Highly Consistent Response Times with New Threaded Kernel in ASE 15.7
Sybase’s latest version of Adaptive Server Enterprise introduced a new thread-based kernel that significantly streamlines Input/Output handling and improves application partitioning capabilities. What’s more, ASE 15.7 dramatically improves system scalability and reduces query latency, all while improving the predictability and consistency of performance.
The new Threaded Kernel makes this possible by using the best of the VSA architecture — with its native DBMS threads for user requests — and complementing it with native OS threads for system services, according to Peter Thawley, senior director and architect in Sybase’s CTO Group. Thawley hosted last week’s webcast “Introducing ASE 15.7’s New Threaded Kernel.”
“Many applications, especially those in capital markets, demand highly consistent response times, often in the face of unpredictable and peak load conditions,” Thawley said. “This chart (at right) clearly demonstrates ASE 15.7’s new K21 Threaded Kernel meets this requirement.”
The fifth and final webcast in a series on ASE 15.7 covered the new kernel architecture, focusing on upgrades from the previous version, as well as performance monitoring and tuning. Thawley discussed workloads that show the greatest improvements; how to use thread pools for workload partitioning; new tunable parameters; new and modified MDA tables; and changes to sp_sysmon.

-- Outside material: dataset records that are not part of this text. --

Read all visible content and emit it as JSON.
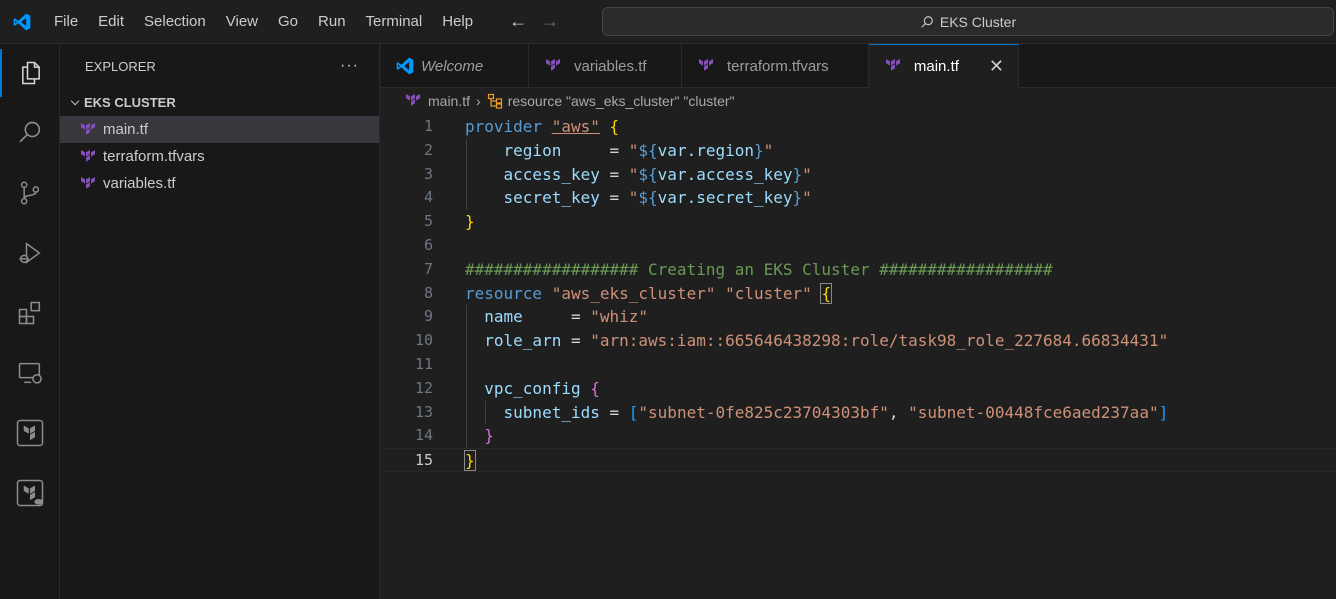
{
  "titlebar": {
    "menu": [
      "File",
      "Edit",
      "Selection",
      "View",
      "Go",
      "Run",
      "Terminal",
      "Help"
    ],
    "search_text": "EKS Cluster",
    "colors": {
      "logo": "#0098ff",
      "accent": "#0078d4"
    }
  },
  "activity": [
    "explorer-icon",
    "search-icon",
    "source-control-icon",
    "run-debug-icon",
    "extensions-icon",
    "remote-explorer-icon",
    "terraform-icon",
    "terraform-cloud-icon"
  ],
  "sidebar": {
    "title": "EXPLORER",
    "more": "···",
    "folder": "EKS CLUSTER",
    "files": [
      "main.tf",
      "terraform.tfvars",
      "variables.tf"
    ]
  },
  "tabs": [
    {
      "label": "Welcome",
      "icon": "vscode-icon"
    },
    {
      "label": "variables.tf",
      "icon": "terraform-icon"
    },
    {
      "label": "terraform.tfvars",
      "icon": "terraform-icon"
    },
    {
      "label": "main.tf",
      "icon": "terraform-icon",
      "active": true
    }
  ],
  "breadcrumb": {
    "file": "main.tf",
    "symbol": "resource \"aws_eks_cluster\" \"cluster\""
  },
  "editor": {
    "current_line": 15,
    "lines": [
      [
        [
          "kw",
          "provider"
        ],
        [
          "op",
          " "
        ],
        [
          "str ul",
          "\"aws\""
        ],
        [
          "op",
          " "
        ],
        [
          "brace1",
          "{"
        ]
      ],
      [
        [
          "op",
          "    "
        ],
        [
          "attr",
          "region"
        ],
        [
          "op",
          "     = "
        ],
        [
          "str",
          "\""
        ],
        [
          "tpl",
          "${"
        ],
        [
          "var",
          "var.region"
        ],
        [
          "tpl",
          "}"
        ],
        [
          "str",
          "\""
        ]
      ],
      [
        [
          "op",
          "    "
        ],
        [
          "attr",
          "access_key"
        ],
        [
          "op",
          " = "
        ],
        [
          "str",
          "\""
        ],
        [
          "tpl",
          "${"
        ],
        [
          "var",
          "var.access_key"
        ],
        [
          "tpl",
          "}"
        ],
        [
          "str",
          "\""
        ]
      ],
      [
        [
          "op",
          "    "
        ],
        [
          "attr",
          "secret_key"
        ],
        [
          "op",
          " = "
        ],
        [
          "str",
          "\""
        ],
        [
          "tpl",
          "${"
        ],
        [
          "var",
          "var.secret_key"
        ],
        [
          "tpl",
          "}"
        ],
        [
          "str",
          "\""
        ]
      ],
      [
        [
          "brace1",
          "}"
        ]
      ],
      [],
      [
        [
          "cm",
          "################## Creating an EKS Cluster ##################"
        ]
      ],
      [
        [
          "kw",
          "resource"
        ],
        [
          "op",
          " "
        ],
        [
          "str",
          "\"aws_eks_cluster\""
        ],
        [
          "op",
          " "
        ],
        [
          "str",
          "\"cluster\""
        ],
        [
          "op",
          " "
        ],
        [
          "brace1 boxed",
          "{"
        ]
      ],
      [
        [
          "op",
          "  "
        ],
        [
          "attr",
          "name"
        ],
        [
          "op",
          "     = "
        ],
        [
          "str",
          "\"whiz\""
        ]
      ],
      [
        [
          "op",
          "  "
        ],
        [
          "attr",
          "role_arn"
        ],
        [
          "op",
          " = "
        ],
        [
          "str",
          "\"arn:aws:iam::665646438298:role/task98_role_227684.66834431\""
        ]
      ],
      [],
      [
        [
          "op",
          "  "
        ],
        [
          "attr",
          "vpc_config"
        ],
        [
          "op",
          " "
        ],
        [
          "brace2",
          "{"
        ]
      ],
      [
        [
          "op",
          "    "
        ],
        [
          "attr",
          "subnet_ids"
        ],
        [
          "op",
          " = "
        ],
        [
          "brace3",
          "["
        ],
        [
          "str",
          "\"subnet-0fe825c23704303bf\""
        ],
        [
          "op",
          ", "
        ],
        [
          "str",
          "\"subnet-00448fce6aed237aa\""
        ],
        [
          "brace3",
          "]"
        ]
      ],
      [
        [
          "op",
          "  "
        ],
        [
          "brace2",
          "}"
        ]
      ],
      [
        [
          "brace1 boxed",
          "}"
        ]
      ]
    ]
  }
}
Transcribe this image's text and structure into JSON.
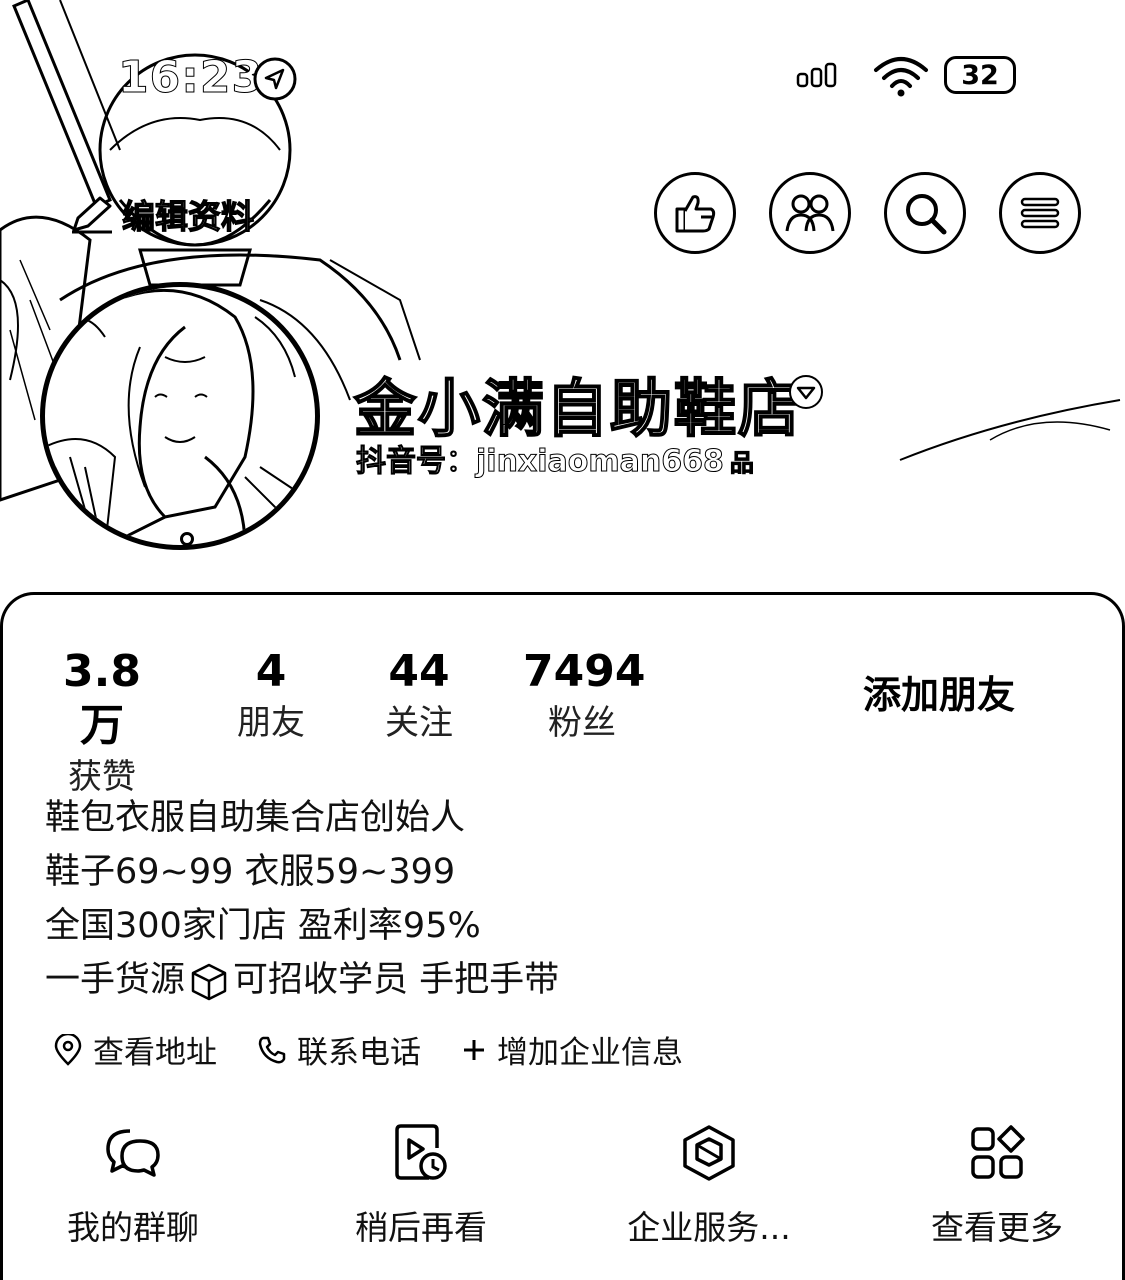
{
  "status_bar": {
    "time": "16:23",
    "battery": "32"
  },
  "header": {
    "edit_profile": "编辑资料",
    "actions": [
      {
        "name": "visitors",
        "icon": "share-hand-icon"
      },
      {
        "name": "friends",
        "icon": "people-icon"
      },
      {
        "name": "search",
        "icon": "search-icon"
      },
      {
        "name": "menu",
        "icon": "menu-icon"
      }
    ]
  },
  "profile": {
    "name": "金小满自助鞋店",
    "account_id": "抖音号：jinxiaoman668",
    "qr": "品"
  },
  "stats": [
    {
      "value": "3.8万",
      "label": "获赞"
    },
    {
      "value": "4",
      "label": "朋友"
    },
    {
      "value": "44",
      "label": "关注"
    },
    {
      "value": "7494",
      "label": "粉丝"
    }
  ],
  "add_friend": "添加朋友",
  "bio": {
    "line1": "鞋包衣服自助集合店创始人",
    "line2": "鞋子69~99 衣服59~399",
    "line3": "全国300家门店 盈利率95%",
    "line4a": "一手货源",
    "line4b": "可招收学员 手把手带"
  },
  "links": {
    "address": "查看地址",
    "phone": "联系电话",
    "enterprise": "增加企业信息"
  },
  "services": [
    {
      "label": "我的群聊",
      "icon": "group-chat-icon"
    },
    {
      "label": "稍后再看",
      "icon": "watch-later-icon"
    },
    {
      "label": "企业服务...",
      "icon": "enterprise-service-icon"
    },
    {
      "label": "查看更多",
      "icon": "more-apps-icon"
    }
  ]
}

The Process Kernel was highly innovative for SMP systems of the 1990s, when it debuted in version 4.9. But advances in hardware parallelism of modern processor architectures (think large core counts and hardware threads, as well as virtualization’s increasing maturity and popularity) indicated that it was time to rethink the ASE kernel, according to Thawley.
“The Process Kernel balances query throughput with latency by periodically running system services, such as polling for disk and network I/O,” Thawley said. “This could create additional latency as user requests waited for these services to complete, but ASE 15.7’s new Threaded Kernel eliminates this latency by leveraging OS thread pools to do this work.”
Click on the links below for replays of previous webcasts.
And click here for a replay of last week’s webcast on the Threaded Kernel.